LONDON (BLOOMBERG) - UK house prices recorded their first quarterly decline in more than four years, adding to signs that the property market is cooling.
In the three months to April, prices declined 0.2 per cent compared with the previous three months, lender Halifax said in a report on Monday (May 8). In April alone, prices slipped 0.1 per cent, meaning they haven't risen for the past four months.
Almost every UK gauge is now pointing to a housing slowdown. Annual growth based on data from Nationwide Building Society is at the weakest in almost four years, while gains in asking prices for homes have also lost momentum. Mortgage approvals fell to a six-month low in March, according to the Bank of England.
Halifax said that in the three months through April, prices rose 3.8 per cent compared with a year earlier, less than half the 10 per cent rate reached in early 2016.
Huge gains in house prices in recent years - a time of weak wage growth - have pushed home ownership out of reach for many, which Halifax says has curbed demand. Still, with shortage of supply also an issue in the UK market, that's providing some support to prices.

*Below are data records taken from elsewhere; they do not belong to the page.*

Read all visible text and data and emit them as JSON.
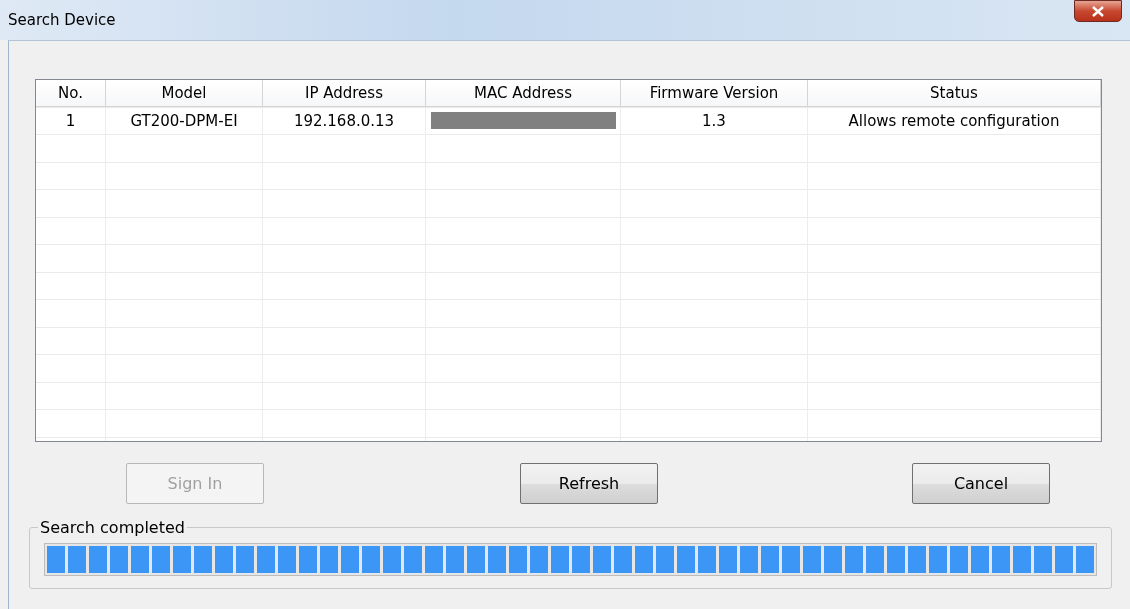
{
  "window": {
    "title": "Search Device"
  },
  "table": {
    "columns": [
      "No.",
      "Model",
      "IP Address",
      "MAC Address",
      "Firmware Version",
      "Status"
    ],
    "rows": [
      {
        "no": "1",
        "model": "GT200-DPM-EI",
        "ip": "192.168.0.13",
        "mac_redacted": true,
        "firmware": "1.3",
        "status": "Allows remote configuration"
      }
    ]
  },
  "buttons": [
    {
      "label": "Sign In",
      "disabled": true
    },
    {
      "label": "Refresh",
      "disabled": false
    },
    {
      "label": "Cancel",
      "disabled": false
    }
  ],
  "progress": {
    "label": "Search completed"
  }
}
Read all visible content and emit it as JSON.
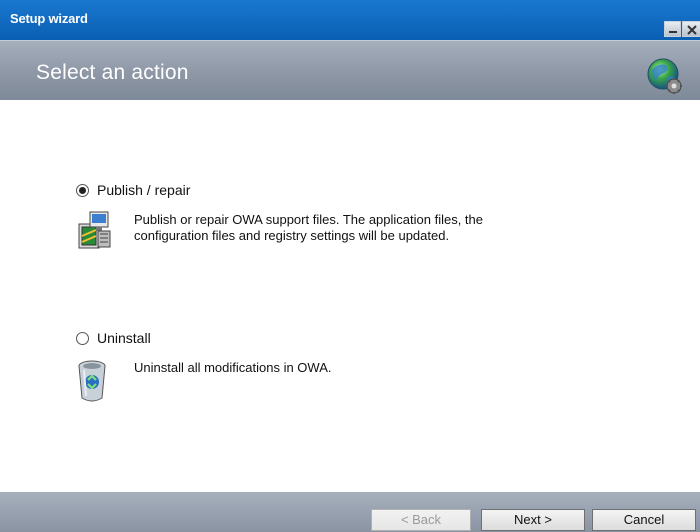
{
  "window": {
    "title": "Setup wizard"
  },
  "header": {
    "title": "Select an action",
    "icon": "globe-settings-icon"
  },
  "options": [
    {
      "label": "Publish / repair",
      "selected": true,
      "description_line1": "Publish or repair OWA support files. The application files, the",
      "description_line2": "configuration files and registry settings will be updated.",
      "icon": "install-package-icon"
    },
    {
      "label": "Uninstall",
      "selected": false,
      "description_line1": "Uninstall all modifications in OWA.",
      "icon": "recycle-bin-icon"
    }
  ],
  "buttons": {
    "back": "< Back",
    "next": "Next >",
    "cancel": "Cancel"
  },
  "colors": {
    "titlebar": "#0a64b8",
    "header": "#8d97a6"
  }
}
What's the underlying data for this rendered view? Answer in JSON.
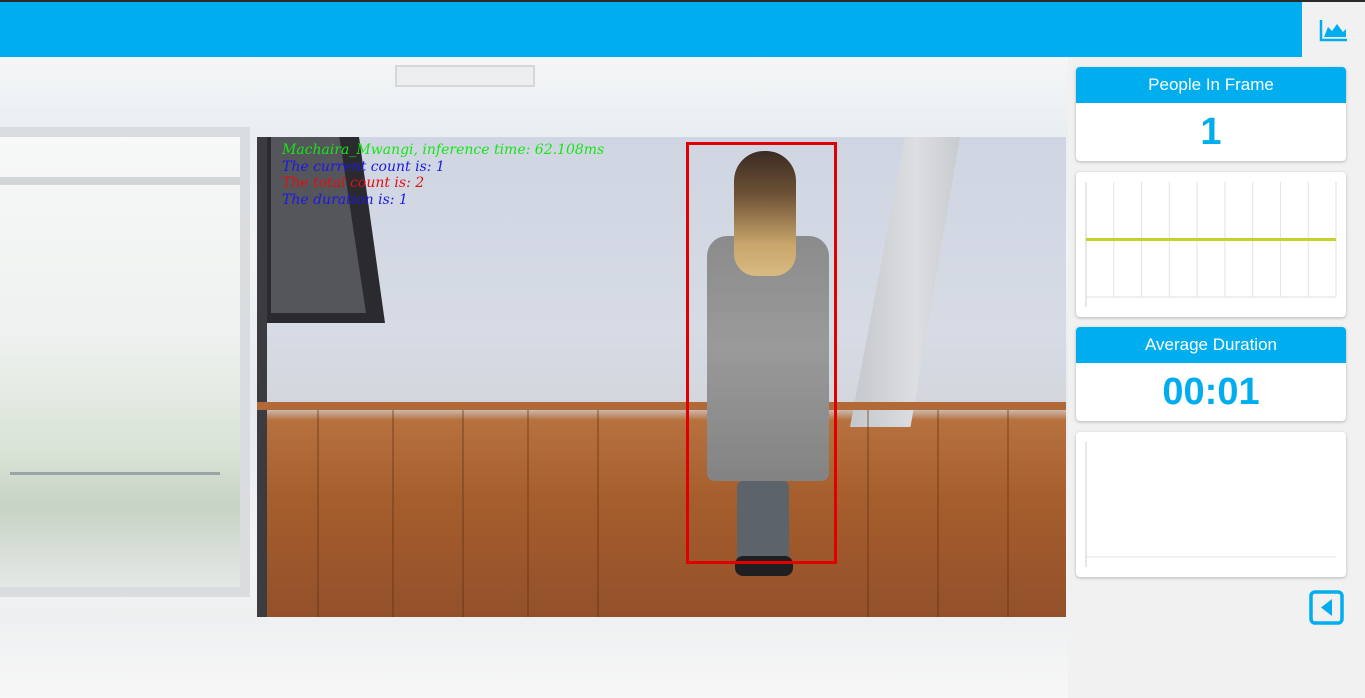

"Signs of a decline in the pace of job creation, and the beginnings of a squeeze on households' finances as a result of increasing inflation, may also be constraining the demand," said Halifax housing economist Martin Ellis.